Start of Block
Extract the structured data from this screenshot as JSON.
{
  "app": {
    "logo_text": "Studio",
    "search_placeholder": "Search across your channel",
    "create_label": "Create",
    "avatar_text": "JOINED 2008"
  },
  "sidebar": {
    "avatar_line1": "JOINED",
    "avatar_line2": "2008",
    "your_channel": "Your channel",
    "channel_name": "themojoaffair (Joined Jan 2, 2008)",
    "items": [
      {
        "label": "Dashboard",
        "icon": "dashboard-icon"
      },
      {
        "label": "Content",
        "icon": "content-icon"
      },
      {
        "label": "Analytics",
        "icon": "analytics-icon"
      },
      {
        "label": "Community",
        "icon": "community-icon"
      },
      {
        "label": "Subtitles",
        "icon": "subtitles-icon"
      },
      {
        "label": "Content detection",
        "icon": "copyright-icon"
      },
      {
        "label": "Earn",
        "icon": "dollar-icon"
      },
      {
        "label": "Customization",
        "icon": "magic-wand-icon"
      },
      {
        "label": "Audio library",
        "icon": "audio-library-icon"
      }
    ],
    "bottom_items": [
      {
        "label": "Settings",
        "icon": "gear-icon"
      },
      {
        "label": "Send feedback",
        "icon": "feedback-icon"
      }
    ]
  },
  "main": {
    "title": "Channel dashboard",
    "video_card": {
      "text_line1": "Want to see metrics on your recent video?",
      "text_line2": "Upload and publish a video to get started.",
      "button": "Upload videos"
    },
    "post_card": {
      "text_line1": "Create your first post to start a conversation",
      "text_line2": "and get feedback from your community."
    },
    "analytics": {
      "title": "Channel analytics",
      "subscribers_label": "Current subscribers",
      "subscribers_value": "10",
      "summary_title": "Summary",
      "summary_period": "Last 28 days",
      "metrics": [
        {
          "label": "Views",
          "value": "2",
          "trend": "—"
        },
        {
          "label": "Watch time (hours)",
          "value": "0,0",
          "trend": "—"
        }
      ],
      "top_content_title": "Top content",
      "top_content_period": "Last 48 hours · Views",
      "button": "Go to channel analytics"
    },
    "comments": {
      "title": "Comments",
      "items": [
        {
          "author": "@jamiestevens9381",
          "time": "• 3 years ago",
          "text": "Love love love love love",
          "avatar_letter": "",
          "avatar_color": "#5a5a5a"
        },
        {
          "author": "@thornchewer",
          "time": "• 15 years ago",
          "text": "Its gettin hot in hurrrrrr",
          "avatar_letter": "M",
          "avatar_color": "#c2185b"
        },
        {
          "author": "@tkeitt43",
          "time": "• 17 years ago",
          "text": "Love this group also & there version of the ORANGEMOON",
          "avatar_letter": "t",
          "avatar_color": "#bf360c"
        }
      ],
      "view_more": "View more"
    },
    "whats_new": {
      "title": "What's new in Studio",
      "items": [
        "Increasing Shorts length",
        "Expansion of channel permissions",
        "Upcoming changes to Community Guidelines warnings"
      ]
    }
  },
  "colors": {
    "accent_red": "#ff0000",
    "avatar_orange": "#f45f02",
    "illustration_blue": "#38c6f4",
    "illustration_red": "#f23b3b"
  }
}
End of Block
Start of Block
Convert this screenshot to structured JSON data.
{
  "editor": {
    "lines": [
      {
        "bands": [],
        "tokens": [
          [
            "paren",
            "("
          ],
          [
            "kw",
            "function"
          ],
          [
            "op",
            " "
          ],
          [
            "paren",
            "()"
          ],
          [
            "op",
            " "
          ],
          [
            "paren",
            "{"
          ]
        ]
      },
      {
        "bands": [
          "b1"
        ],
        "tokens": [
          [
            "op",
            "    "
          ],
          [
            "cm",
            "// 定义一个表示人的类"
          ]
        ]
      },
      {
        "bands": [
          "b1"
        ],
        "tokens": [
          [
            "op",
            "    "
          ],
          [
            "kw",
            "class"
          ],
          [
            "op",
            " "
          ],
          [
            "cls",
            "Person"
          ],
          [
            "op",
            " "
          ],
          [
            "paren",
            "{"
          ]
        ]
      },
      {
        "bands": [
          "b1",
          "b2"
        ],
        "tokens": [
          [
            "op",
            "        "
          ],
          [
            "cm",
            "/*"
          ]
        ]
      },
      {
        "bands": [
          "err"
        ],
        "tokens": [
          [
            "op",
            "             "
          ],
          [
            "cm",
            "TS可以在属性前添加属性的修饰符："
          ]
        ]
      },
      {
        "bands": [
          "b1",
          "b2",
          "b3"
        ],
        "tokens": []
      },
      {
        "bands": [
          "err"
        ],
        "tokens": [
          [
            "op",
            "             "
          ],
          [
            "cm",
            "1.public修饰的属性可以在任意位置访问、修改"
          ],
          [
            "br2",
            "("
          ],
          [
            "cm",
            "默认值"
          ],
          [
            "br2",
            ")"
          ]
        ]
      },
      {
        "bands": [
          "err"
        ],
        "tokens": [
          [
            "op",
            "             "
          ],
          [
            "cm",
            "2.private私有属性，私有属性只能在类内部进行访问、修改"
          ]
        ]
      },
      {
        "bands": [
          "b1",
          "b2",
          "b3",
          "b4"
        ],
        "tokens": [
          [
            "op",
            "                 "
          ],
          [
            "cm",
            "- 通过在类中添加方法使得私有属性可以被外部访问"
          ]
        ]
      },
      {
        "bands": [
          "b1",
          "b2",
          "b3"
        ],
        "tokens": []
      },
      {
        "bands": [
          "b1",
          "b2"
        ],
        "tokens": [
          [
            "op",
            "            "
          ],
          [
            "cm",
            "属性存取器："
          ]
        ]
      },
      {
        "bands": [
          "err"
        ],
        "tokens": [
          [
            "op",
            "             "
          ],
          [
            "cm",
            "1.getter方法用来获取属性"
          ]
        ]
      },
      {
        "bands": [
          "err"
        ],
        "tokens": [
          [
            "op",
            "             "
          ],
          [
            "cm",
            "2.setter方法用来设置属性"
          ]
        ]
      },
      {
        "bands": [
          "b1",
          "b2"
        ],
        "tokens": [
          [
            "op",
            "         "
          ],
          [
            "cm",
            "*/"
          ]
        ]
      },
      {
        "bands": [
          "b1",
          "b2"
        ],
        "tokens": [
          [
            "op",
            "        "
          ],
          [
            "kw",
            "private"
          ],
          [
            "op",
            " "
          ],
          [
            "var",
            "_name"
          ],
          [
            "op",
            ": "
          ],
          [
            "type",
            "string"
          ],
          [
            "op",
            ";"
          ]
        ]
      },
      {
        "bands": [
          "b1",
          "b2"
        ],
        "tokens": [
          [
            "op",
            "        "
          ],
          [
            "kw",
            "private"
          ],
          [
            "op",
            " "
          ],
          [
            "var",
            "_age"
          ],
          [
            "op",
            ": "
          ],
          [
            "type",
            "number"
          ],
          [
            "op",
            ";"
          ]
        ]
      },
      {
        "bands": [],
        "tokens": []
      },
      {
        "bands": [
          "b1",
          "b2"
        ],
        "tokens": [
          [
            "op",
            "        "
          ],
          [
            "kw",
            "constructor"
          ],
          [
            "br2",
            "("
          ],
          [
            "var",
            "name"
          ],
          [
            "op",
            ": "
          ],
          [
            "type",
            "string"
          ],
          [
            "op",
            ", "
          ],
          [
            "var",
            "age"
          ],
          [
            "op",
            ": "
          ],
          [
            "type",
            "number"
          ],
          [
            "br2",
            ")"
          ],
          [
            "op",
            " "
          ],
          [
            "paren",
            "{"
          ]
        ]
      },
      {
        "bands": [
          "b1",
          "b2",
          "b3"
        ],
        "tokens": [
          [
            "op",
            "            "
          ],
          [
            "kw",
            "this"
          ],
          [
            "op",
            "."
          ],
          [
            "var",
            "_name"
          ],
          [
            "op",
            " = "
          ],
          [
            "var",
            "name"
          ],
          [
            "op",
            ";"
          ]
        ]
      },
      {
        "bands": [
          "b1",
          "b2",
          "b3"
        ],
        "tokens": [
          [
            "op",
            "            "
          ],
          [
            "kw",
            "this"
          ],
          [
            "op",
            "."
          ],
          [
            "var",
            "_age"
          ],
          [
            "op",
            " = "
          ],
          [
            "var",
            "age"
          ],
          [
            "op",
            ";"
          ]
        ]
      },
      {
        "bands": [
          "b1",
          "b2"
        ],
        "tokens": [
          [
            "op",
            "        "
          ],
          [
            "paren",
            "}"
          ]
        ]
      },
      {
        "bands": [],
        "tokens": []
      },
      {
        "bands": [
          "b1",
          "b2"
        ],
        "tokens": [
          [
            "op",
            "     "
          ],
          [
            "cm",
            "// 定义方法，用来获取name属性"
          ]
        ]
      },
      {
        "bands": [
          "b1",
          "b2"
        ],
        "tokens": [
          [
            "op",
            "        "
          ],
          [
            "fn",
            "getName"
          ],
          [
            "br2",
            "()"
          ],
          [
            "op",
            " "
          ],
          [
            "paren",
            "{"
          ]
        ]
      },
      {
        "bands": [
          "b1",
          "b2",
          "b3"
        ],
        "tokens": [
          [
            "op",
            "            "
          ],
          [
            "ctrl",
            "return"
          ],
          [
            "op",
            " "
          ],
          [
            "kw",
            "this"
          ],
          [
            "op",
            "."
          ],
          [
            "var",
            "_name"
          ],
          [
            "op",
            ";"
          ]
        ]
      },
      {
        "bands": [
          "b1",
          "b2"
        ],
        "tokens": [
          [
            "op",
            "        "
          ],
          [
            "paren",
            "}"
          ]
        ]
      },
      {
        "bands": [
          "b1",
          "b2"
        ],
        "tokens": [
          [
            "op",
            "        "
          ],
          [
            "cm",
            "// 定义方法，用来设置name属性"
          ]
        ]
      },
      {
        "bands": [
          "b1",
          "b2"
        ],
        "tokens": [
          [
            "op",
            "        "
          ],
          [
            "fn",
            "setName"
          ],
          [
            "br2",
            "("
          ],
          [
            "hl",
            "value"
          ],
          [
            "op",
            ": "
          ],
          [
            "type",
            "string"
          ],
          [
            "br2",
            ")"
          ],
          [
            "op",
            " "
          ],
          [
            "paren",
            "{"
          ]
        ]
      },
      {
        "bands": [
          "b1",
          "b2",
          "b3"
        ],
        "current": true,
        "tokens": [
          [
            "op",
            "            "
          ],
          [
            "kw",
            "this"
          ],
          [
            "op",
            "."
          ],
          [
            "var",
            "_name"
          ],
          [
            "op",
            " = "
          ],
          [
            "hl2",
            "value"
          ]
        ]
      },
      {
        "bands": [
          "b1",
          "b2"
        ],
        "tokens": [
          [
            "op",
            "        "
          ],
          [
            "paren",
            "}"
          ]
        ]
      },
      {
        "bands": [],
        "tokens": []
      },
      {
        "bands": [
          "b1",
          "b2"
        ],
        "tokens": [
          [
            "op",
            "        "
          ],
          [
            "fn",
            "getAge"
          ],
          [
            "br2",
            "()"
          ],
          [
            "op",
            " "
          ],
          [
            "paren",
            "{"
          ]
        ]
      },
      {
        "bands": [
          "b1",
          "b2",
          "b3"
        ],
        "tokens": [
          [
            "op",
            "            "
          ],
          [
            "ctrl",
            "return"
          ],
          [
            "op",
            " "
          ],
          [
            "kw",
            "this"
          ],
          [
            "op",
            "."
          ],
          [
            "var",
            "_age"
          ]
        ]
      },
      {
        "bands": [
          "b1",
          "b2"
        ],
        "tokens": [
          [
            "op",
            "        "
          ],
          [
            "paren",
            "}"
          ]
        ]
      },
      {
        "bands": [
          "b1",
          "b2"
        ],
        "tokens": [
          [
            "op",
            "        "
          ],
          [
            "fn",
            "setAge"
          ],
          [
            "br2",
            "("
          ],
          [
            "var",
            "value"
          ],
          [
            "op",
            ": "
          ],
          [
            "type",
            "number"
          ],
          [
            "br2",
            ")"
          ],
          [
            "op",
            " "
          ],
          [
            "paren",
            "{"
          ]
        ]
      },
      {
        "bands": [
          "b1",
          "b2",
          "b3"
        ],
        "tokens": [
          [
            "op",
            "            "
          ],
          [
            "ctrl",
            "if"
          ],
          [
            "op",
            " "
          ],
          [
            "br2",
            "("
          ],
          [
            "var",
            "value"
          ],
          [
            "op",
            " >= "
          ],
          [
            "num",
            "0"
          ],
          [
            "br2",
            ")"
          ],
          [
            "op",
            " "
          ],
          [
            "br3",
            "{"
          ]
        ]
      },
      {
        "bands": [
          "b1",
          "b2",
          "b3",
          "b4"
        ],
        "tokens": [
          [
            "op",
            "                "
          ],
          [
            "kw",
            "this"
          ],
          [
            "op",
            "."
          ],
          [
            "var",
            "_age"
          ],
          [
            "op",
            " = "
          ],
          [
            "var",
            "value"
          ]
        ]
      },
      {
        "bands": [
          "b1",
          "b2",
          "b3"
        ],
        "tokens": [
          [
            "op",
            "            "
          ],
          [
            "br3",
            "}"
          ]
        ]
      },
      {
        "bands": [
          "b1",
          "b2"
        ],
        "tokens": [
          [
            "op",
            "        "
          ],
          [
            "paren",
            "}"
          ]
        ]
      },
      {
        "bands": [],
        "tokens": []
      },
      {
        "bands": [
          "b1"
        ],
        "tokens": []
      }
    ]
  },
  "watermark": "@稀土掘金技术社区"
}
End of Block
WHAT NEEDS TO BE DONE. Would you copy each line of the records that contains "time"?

ANSWER FOR THIS EXERCISE.
          "label": "Watch time (hours)",
          "time": "• 3 years ago",
          "time": "• 15 years ago",
          "time": "• 17 years ago",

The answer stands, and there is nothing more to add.